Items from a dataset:
──────────

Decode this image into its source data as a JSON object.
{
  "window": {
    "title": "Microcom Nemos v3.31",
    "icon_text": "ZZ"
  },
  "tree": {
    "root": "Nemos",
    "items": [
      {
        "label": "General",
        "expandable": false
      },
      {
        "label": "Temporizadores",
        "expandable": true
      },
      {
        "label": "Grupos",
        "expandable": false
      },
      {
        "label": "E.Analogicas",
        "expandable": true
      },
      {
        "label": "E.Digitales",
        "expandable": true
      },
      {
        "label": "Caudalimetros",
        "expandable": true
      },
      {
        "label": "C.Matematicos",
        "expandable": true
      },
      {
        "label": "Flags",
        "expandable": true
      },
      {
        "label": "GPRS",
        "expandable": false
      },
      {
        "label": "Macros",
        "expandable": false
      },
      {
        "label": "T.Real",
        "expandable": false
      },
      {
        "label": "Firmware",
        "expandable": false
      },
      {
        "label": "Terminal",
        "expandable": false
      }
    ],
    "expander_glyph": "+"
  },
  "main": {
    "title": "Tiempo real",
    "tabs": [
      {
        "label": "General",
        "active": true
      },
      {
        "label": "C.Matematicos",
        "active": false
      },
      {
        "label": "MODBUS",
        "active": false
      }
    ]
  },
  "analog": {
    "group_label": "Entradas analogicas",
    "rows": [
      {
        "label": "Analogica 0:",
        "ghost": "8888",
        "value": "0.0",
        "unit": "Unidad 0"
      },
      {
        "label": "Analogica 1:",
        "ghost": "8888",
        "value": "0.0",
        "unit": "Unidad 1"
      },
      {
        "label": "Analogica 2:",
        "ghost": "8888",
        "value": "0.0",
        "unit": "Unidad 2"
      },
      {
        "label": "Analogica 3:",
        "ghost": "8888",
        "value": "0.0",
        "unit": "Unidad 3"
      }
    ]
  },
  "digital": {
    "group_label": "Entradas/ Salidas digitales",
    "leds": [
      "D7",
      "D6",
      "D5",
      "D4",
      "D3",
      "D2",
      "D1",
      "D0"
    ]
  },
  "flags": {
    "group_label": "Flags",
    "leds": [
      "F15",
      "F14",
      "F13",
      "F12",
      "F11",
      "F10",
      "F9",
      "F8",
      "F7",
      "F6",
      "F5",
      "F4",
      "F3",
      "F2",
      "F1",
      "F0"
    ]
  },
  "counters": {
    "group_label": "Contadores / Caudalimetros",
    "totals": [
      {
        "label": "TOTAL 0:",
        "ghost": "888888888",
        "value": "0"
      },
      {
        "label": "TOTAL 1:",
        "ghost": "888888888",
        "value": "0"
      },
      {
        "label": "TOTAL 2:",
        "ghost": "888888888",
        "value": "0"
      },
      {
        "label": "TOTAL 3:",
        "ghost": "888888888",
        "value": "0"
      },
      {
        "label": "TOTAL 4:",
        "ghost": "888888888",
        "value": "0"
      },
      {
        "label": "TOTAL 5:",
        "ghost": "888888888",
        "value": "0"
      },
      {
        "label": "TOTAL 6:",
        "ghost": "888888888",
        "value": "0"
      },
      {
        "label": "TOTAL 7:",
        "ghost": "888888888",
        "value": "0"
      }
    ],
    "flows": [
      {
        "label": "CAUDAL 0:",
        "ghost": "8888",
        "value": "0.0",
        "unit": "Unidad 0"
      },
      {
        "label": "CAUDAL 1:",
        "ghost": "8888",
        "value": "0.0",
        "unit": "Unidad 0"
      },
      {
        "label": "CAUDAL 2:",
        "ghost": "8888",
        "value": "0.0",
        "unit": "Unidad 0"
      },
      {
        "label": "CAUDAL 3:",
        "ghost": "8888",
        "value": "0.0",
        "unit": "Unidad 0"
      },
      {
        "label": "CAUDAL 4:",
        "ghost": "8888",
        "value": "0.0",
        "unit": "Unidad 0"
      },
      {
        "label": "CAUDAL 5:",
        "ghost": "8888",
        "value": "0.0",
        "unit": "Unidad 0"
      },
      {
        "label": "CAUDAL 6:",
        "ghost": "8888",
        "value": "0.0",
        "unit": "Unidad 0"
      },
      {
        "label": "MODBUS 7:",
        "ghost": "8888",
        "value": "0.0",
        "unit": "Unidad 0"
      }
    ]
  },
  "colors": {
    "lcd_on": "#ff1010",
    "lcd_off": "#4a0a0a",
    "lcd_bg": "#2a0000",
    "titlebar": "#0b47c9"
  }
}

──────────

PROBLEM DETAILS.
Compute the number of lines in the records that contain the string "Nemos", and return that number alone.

RESULT OF THE TASK.
2